CAR said its final setting compares to the average passenger fee of €8.52 it proposed in an earlier draft.
The final fixing is also much lower than the range of €13.04 to €14.77 sought by Dublin Airport, which is operated by the DAA, the semi-public company that also controls Cork Airport.
The CAR said the prices it set would allow Dublin Airport to generate €2.8 billion in revenue. This includes €1.4 billion from airport charges over the next four years and a further €1.4 billion from activities such as retail, parking and real estate leasing.
The CAR said its pricing differs significantly from what Dublin Airport was looking for for a number of reasons.
The commission said the airport expects a slower recovery in passenger numbers than the CAR and also suggested a higher return for investors. Dublin Airport also forecast that operating costs would grow much faster than CAR’s own forecast.

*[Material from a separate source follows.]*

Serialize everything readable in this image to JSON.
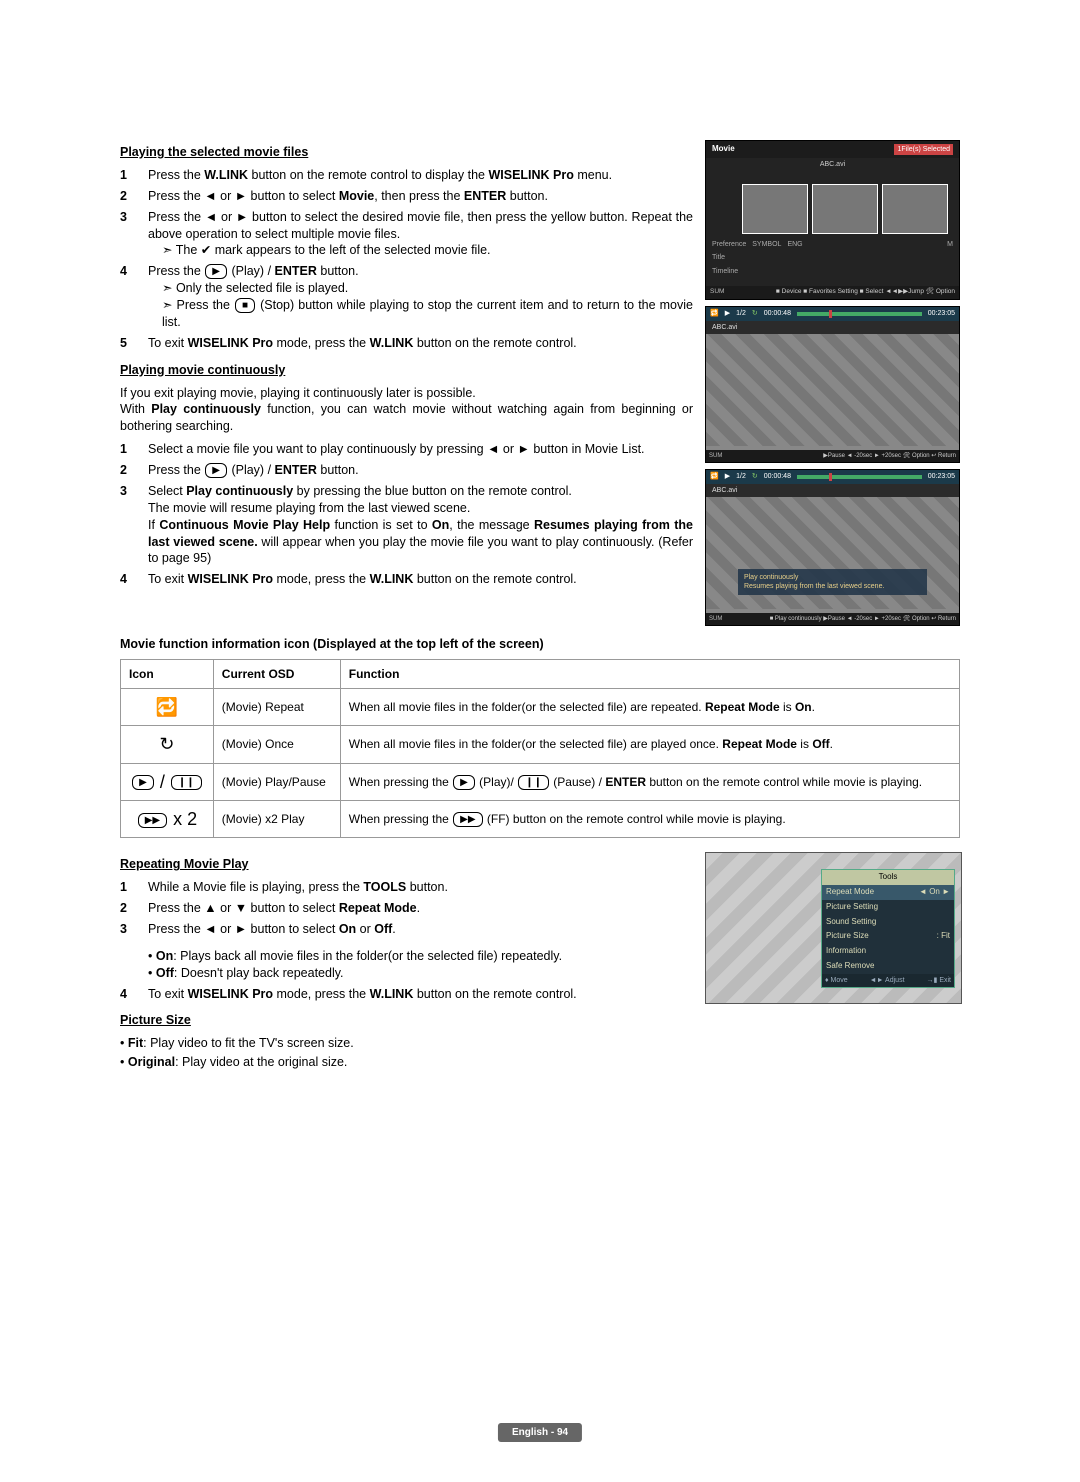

The CAR has forecast passenger numbers at Dublin Airport to reach 31.7 million next year and in 2024 to surpass the 32.9 million that flew through its doors in 2019. The CAR expects that
will reach 35.7 million in 2026. The DAA expects Dublin Airport to handle 40 million passengers by 2030.
“We note the Commission for Aviation Regulation’s final decision on Dublin Airport’s fare cap for the period 2023-2026. Aer Lingus will review the content of the finding in detail in the coming days,” said an airline spokesman.
Ryanair has criticized the final decision, claiming the new charges are “unjustified”.
“The DAA should invest less time and money in wasteful vanity projects like the proposed €200m taxiway tunnel – and instead use those resources to provide lower prices, more capacity and better facilities for passengers to get through security without waiting can have long queues,” said Ryanair CEO Eddie Wilson.
In contrast, in response to the CAR decision, a spokesman for airport operator DAA said the charges were not high enough.
The DAA said the decision on passenger fees would “have an adverse impact on the number of employees the regulator will allow for vital security, cleaning and other key jobs at the airport over the next four years.”
“This goes against the interests of airport users, our passengers and airline partners, who share our desire for efficiency, quality service and investment in key strategic infrastructure,” DAA said.
“CAR advisers ban security staff each year and by 2026 up to 240 of the staff needed at Dublin Airport, severely undermining the daa’s proposal to keep queues under 30 minutes (a CAR service quality target).”
DAA said changes in passenger charges have “virtually no discernible impact on the price an airline charges for a flight” but said they “have a significant impact on the standard of customer service and the level of capacity Dublin Airport can offer as we have repeatedly warned against for several years”.
DAA said it would now consider CAR’s determination, but noted: “CAR’s decision to halt this desktop analysis on the busiest day of the Christmas season (December 23) at Dublin Airport, as CAR will close its offices until December 2. January closed while DAA staff will work over the Christmas and New Year holidays to ensure passenger reunions, holidays and homecomings are facilitated.”
DAA Chairman Basil Geoghegan said: “The Irish taxpayer is being neglected in its financial allowances for airport staff, despite the obvious needs of CAR passengers and customers,” Basil Geoghegan said.
https://www.independent.ie/business/daa-hits-out-as-decision-on-new-dublin-airport-passenger-charges-issued-on-busiest-day-of-the-christmas-season-42241522.html DAA makes decision on new Dublin Airport passenger charges to be issued on ‘busiest day of the Christmas season’